Players stretched on the field. The more than 71,000 fans in attendance did the wave.
And with no immediate explanation for the outage, social media lit up.FULL STORY
Sean Payton's season of exile from the National Football League is officially over.
The NFL on Tuesday reinstated the New Orleans Saints head coach after he served a seasonlong suspension for the Saints' bounty scandal. The reinstatement came after Payton met with NFL Commissioner Roger Goodell and "acknowledged ... his responsibility for the actions of his coaching staff and players," an NFL news release said.

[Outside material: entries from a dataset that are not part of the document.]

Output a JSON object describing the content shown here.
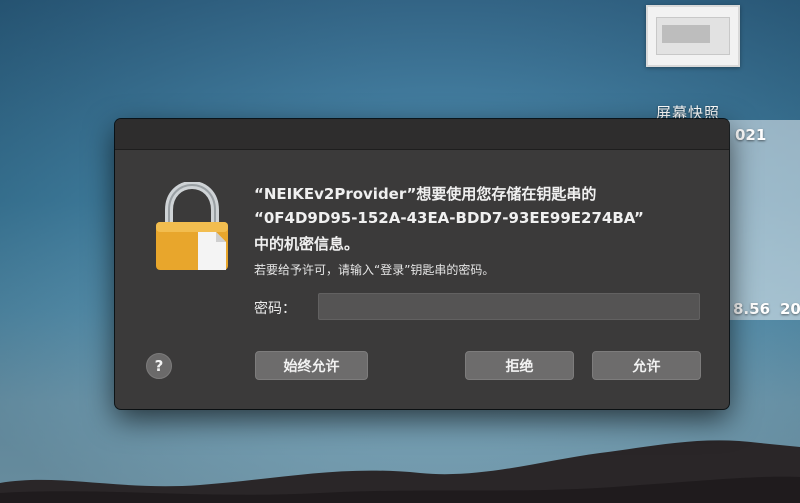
{
  "desktop": {
    "screenshot_label": "屏幕快照",
    "bg_fragment_1": "021",
    "bg_fragment_2": "8.56",
    "bg_fragment_3": "20",
    "bg_fragment_4": "20"
  },
  "dialog": {
    "message_line1": "“NEIKEv2Provider”想要使用您存储在钥匙串的",
    "message_line2": "“0F4D9D95-152A-43EA-BDD7-93EE99E274BA”",
    "message_line3": "中的机密信息。",
    "instruction": "若要给予许可，请输入“登录”钥匙串的密码。",
    "password_label": "密码：",
    "password_value": "",
    "help_label": "?",
    "always_allow_label": "始终允许",
    "deny_label": "拒绝",
    "allow_label": "允许"
  },
  "colors": {
    "dialog_bg": "#3b3a3a",
    "button_bg": "#6d6c6c",
    "lock_body": "#e8a62c",
    "lock_shackle": "#cfd3d6"
  }
}
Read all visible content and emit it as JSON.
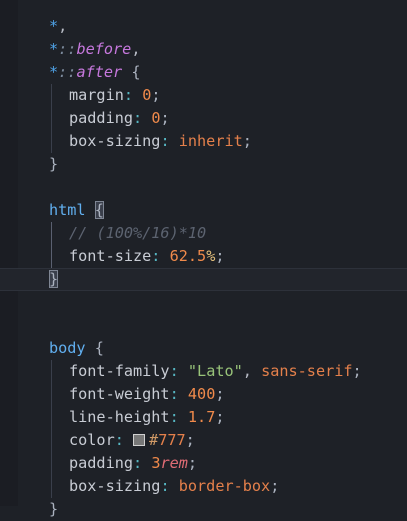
{
  "editor": {
    "lines": {
      "l1_sel": "*",
      "l1_comma": ",",
      "l2_star": "*",
      "l2_colons": "::",
      "l2_pseudo": "before",
      "l2_comma": ",",
      "l3_star": "*",
      "l3_colons": "::",
      "l3_pseudo": "after",
      "l3_brace": "{",
      "margin_prop": "margin",
      "margin_val": "0",
      "padding_prop": "padding",
      "padding_val": "0",
      "bs_prop": "box-sizing",
      "bs_val": "inherit",
      "close1": "}",
      "html_sel": "html",
      "html_brace": "{",
      "comment": "// (100%/16)*10",
      "fs_prop": "font-size",
      "fs_num": "62.5",
      "fs_pct": "%",
      "close2": "}",
      "body_sel": "body",
      "body_brace": "{",
      "ff_prop": "font-family",
      "ff_str": "\"Lato\"",
      "ff_comma": ",",
      "ff_kw": "sans-serif",
      "fw_prop": "font-weight",
      "fw_val": "400",
      "lh_prop": "line-height",
      "lh_val": "1.7",
      "color_prop": "color",
      "color_hash": "#",
      "color_hex": "777",
      "pad_prop": "padding",
      "pad_num": "3",
      "pad_unit": "rem",
      "bs2_prop": "box-sizing",
      "bs2_val": "border-box",
      "close3": "}"
    },
    "colon": ":",
    "semicolon": ";",
    "swatch_color": "#777777"
  }
}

"Sean fully complied with all the requirements imposed on him during his suspension," Goodell said in the release. "More important, it is clear that Sean understands and accepts his responsibilities as a head coach and the vital role that coaches play in promoting player safety and setting an example for how the game should be played at all levels.”
Payton said he was "thankful today Commissioner Goodell has granted me reinstatement."
"As I stated back in March, I, along with (Saints General Manager) Mickey Loomis, take full responsibility for all aspects of our football program,” Payton said in a statement released by a Saints spokesman.
"I clearly recognize that mistakes were made, which led to league violations. Furthermore, I have assured the commissioner a more diligent protocol will be followed."
Payton's reinstatement is immediate, meaning he can attend this week's Senior Bowl, a college all-star game featuring NFL Draft prospects.
Former New Orleans Mayor Ray Nagin, who captured the drama of Hurricane Katrina in 2005 with an "SOS" call to the nation, was indicted Friday on 21 federal corruption charges, including bribery, money laundering, fraud and filing false tax returns.
Nagin (pictured) allegedly defrauded the city through "a bribery and kickback scheme" in which he received checks, cash, wire transfers, personal services and free travel from businessmen seeking contracts and favorable treatment from the city, the 25-page federal indictment says.FULL STORY
From CNN's Soledad O'Brien in New Orleans
The concrete is so clean on the Inner Harbor Navigation Canal/Surge Barrier that it looks like they poured it yesterday. But the roiling clouds above it made it clear why its completion in May was critical. It's about to face its first test
They call it "the wall" - a two-mile long stretch of concrete that's designed to keep the waters of the Gulf from flooding into Lake Borgne then inundating New Orleans neighborhoods like the Lower Ninth Ward, a surge that destroyed homes and left a trail of dead during Hurricane Katrina.
This massive post-Katrina effort by the Army Corps of Engineers with three 150-foot-wide gates began in 2009. At 10:30am on Tuesday, the two doors were closed for the first time in anticipation of Hurricane Isaac.
"It will keep water from coming from the Gulf of Mexico through Lake Borgne. Last time the surge went into Lake Borgne and into the heart of the city, " said Col. Edward Fleming of the US Army Corps of Engineers. "This wall is built to 26 feet high and we expect to see surges of eight to 10, maybe 15, feet."